Unlike the coastal based walks that the peninsula is renowned for, the Clarks Cliffs trail gives walkers an alternative and unique inland experience. The walk takes in wet eucalypt forests crowded with plant life and clifftop views of a majority of the peninsula. Track conditions differ throughout the walk making this 4 hour, 8km, walk an interesting challenge at times.
View Google Map Directions
|From Hobart head over the Tasman Bridge and continue on the Arthurs Highway (A9), turning right at the main intersection in Sorell (sign for Tasmanian Peninsula). Continue towards Port Arthur, taking the right after the Tasmanian Devil Park, onto Nubeena Road towards Koonya. After 4.5km turn left onto Fire Tower Road (clarks cliff is signposted). The walk begins at the end of the road, 4km away.|
This circuit walk can be completed in either direction. However, we recommend that walkers begin the walk on the fire trail section (directly adjacent to the carpark) to minimise climbing steeply through forest section.

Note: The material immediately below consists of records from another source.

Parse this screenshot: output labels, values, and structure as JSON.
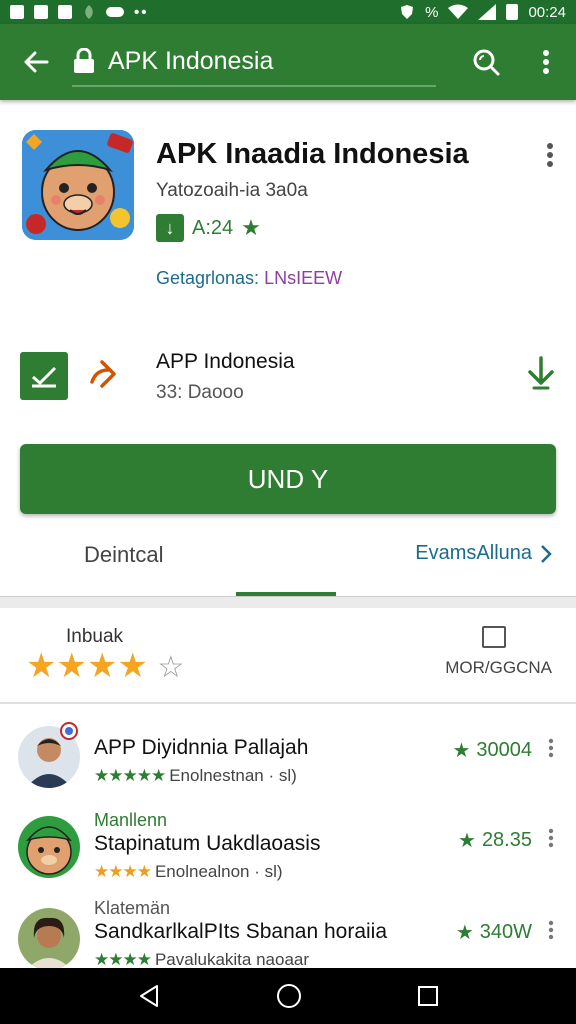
{
  "status": {
    "time": "00:24",
    "percent": "%"
  },
  "toolbar": {
    "url": "APK Indonesia"
  },
  "app": {
    "title": "APK Inaadia Indonesia",
    "developer": "Yatozoaih-ia 3a0a",
    "rating": "A:24",
    "category_label": "Getagrlonas:",
    "category_value": "LNsIEEW"
  },
  "feature": {
    "title": "APP Indonesia",
    "subtitle": "33: Daooo"
  },
  "install": {
    "label": "UND Y"
  },
  "tabs": {
    "left": "Deintcal",
    "right": "EvamsAlluna"
  },
  "rate": {
    "label": "Inbuak",
    "stars_on": 4,
    "stars_total": 5,
    "more_label": "MOR/GGCNA"
  },
  "reviews": [
    {
      "kicker": "",
      "title": "APP Diyidnnia Pallajah",
      "sub": "Enolnestnan · sl)",
      "score": "30004"
    },
    {
      "kicker": "Manllenn",
      "title": "Stapinatum Uakdlaoasis",
      "sub": "Enolnealnon · sl)",
      "score": "28.35"
    },
    {
      "kicker": "Klatemän",
      "title": "SandkarlkalPIts Sbanan horaiia",
      "sub": "Pavalukakita naoaar",
      "score": "340W"
    }
  ],
  "colors": {
    "primary": "#2e7d32",
    "status": "#1f6e2c",
    "star": "#f4a522"
  }
}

This initial section of the walk is gently graded and easy going. At times the dense bush on either side trail fully immerses you, as if walking through a tunnel. The feeling is quite fanciful and comforting, though perhaps not to those suffering from claustrophobia. Before long the trail opens up and glimpses of the northern coast of the peninsula can be seen through the trees. A very short side-track at this point provides brilliant views of the hills descending onto Norfolk Bay and Koonya.
Shortly after the track leaves the fire trail and heads west into dense forests. This section of track is quite overgrown with beautiful Myrtles and eucalypts. Care should be taken when navigating your way along the trail. Going here is slow, but easily managed.

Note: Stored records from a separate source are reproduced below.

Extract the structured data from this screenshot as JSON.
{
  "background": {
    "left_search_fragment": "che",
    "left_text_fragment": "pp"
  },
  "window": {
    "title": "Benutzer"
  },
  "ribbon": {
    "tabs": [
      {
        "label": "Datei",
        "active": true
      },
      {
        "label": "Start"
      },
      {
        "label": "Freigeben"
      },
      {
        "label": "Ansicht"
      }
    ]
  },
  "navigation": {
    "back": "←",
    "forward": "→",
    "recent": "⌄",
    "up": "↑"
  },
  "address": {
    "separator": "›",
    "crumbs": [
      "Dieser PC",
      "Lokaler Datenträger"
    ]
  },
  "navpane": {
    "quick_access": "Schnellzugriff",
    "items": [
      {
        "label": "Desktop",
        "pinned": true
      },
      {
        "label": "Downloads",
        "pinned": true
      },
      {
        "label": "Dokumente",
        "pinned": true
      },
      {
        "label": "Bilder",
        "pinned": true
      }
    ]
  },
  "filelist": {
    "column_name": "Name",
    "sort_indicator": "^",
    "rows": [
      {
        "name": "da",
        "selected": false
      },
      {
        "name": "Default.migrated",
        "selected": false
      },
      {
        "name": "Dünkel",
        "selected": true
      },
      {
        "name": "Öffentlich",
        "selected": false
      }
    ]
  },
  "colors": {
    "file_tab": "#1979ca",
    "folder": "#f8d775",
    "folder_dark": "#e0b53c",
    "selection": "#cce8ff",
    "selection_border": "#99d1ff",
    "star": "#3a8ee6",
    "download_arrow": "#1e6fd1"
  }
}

As you walk higher over the gradual climb the forest opens up and soon another sidetrack is found, this time heading to Musk Forest. Dwarfed by the cliff top you walk out onto, the Musk Forest, a sea of trees densely populated by Musk and Blackwood is a sublime highlight of the walk. Back on the track, a few minutes later the summit of Mt Clark (480m) and Clarks Cliffs are reached. From these dolerite outcrops, the south-western section can be viewed in all its beauty.
Heading back towards the carpark now the trail becomes more challenging, plunging down a steep track skirting Plummers Creek. In many sections, the trail is wet, muddy and quite slippery. For the next 3km the trail zigzags, occasionally sending you in irregular directions back up creek beds.
The walk soon flattens out and dries out… just before popping you out at the end of the track, 50m above the carpark.
This walk is definitely not what you expect of the Tasman Peninsula but it does have a certain charm. Though muddy and difficult to traverse in sections, the unique views which are most likely rarely shared more than make up for it.
Map for illustrative purposes only. Base map supplied by Land Information System Tasmania
View more Clarks Cliffs photos
Hazards and Warnings
The trail can be hard to follow in selections, always be conscious of your surroundings. Additional, as the name suggests, there are cliffs, don’t fall off them.